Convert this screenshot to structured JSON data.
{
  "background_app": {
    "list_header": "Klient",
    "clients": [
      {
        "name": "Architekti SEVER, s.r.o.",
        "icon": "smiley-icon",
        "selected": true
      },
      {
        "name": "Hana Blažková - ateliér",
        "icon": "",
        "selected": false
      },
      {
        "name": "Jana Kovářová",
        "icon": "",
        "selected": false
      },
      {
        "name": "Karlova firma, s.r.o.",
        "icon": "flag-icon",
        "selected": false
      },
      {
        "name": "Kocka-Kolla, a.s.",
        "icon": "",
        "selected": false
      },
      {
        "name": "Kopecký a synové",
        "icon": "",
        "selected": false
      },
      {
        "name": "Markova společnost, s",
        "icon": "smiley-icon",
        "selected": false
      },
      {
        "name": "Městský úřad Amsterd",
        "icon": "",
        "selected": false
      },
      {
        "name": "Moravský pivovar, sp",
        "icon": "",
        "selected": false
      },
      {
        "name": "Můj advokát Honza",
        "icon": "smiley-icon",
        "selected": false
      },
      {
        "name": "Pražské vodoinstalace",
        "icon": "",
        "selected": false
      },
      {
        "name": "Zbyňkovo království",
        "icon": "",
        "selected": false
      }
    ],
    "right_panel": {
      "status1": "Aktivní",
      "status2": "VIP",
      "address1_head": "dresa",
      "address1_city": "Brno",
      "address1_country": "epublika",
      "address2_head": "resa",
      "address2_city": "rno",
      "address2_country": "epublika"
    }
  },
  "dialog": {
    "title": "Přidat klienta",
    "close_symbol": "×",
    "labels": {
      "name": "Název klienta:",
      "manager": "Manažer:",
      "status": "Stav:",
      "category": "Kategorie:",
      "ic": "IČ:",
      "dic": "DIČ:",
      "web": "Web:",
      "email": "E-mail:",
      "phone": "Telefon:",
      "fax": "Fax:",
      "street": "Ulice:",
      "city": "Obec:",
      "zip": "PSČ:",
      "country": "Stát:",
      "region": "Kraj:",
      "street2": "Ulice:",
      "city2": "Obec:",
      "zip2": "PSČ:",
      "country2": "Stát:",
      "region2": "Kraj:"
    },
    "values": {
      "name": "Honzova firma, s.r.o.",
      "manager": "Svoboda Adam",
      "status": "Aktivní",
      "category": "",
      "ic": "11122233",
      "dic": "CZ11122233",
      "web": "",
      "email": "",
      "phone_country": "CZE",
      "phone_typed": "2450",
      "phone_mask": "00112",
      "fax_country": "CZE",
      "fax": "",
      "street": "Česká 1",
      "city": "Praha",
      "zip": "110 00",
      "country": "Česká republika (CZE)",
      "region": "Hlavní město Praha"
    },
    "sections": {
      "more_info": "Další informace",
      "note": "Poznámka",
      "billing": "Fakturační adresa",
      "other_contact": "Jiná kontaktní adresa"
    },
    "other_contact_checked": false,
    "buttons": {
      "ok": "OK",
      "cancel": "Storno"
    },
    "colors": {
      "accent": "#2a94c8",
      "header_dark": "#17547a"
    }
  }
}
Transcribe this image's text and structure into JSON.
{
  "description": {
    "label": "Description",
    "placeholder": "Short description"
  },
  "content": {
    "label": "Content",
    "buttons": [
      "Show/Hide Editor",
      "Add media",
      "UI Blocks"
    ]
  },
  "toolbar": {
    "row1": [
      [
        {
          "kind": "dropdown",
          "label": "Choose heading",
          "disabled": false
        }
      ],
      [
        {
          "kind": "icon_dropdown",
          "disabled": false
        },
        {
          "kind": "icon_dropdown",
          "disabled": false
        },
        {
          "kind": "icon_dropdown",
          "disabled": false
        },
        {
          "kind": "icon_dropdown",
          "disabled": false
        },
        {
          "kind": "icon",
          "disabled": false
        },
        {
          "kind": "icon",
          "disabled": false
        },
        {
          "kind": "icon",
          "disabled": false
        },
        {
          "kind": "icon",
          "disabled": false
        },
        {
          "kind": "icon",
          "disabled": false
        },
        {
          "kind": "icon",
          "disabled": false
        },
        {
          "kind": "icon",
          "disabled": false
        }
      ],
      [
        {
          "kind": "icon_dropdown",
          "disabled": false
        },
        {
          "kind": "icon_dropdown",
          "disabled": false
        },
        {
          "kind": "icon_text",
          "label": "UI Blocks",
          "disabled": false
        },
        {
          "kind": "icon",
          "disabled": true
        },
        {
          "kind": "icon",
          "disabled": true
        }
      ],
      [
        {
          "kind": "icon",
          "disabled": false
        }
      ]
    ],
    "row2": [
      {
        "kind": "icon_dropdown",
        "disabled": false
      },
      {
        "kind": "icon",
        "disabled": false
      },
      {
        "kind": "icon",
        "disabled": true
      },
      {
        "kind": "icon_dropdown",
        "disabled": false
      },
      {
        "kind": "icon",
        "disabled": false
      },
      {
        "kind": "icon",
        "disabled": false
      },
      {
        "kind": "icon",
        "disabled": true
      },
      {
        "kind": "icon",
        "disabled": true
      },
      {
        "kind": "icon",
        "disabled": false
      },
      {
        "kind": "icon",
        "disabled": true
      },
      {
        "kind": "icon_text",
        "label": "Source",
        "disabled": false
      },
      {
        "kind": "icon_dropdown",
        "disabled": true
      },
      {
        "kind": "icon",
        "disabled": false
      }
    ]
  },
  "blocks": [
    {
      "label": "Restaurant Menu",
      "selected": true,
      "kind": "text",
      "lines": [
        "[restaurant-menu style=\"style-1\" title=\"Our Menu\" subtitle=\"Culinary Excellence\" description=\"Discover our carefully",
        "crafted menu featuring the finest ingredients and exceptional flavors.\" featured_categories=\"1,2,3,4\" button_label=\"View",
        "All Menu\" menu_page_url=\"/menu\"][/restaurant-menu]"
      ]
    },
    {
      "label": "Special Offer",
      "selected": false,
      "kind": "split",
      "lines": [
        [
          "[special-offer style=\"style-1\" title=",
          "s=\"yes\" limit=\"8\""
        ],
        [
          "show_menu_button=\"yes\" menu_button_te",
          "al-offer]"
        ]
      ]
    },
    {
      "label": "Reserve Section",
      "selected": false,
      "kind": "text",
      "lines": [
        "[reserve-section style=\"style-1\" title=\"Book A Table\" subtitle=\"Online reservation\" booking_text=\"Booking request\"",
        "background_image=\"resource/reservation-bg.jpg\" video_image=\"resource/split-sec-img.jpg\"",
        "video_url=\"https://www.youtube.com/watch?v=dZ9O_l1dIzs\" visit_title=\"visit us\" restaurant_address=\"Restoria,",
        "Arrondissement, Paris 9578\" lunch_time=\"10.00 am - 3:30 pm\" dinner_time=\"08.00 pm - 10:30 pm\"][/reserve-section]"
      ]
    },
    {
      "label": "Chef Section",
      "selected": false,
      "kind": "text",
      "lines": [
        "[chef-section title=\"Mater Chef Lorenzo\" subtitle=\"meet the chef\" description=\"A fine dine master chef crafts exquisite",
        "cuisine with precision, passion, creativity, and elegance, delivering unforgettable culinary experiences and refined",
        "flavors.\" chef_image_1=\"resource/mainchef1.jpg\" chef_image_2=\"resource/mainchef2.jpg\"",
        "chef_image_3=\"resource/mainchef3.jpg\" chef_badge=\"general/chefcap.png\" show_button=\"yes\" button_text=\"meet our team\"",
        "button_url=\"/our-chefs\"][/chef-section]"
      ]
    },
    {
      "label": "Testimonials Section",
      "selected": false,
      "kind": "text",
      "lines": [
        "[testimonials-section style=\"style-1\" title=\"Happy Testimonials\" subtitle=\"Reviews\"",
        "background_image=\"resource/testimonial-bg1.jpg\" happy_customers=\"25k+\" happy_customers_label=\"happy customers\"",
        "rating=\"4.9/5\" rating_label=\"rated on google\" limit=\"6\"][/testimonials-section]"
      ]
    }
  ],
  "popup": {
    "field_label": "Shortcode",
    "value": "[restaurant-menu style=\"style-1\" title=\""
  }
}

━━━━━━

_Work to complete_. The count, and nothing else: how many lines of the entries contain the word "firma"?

_Solution to the exercise_. 2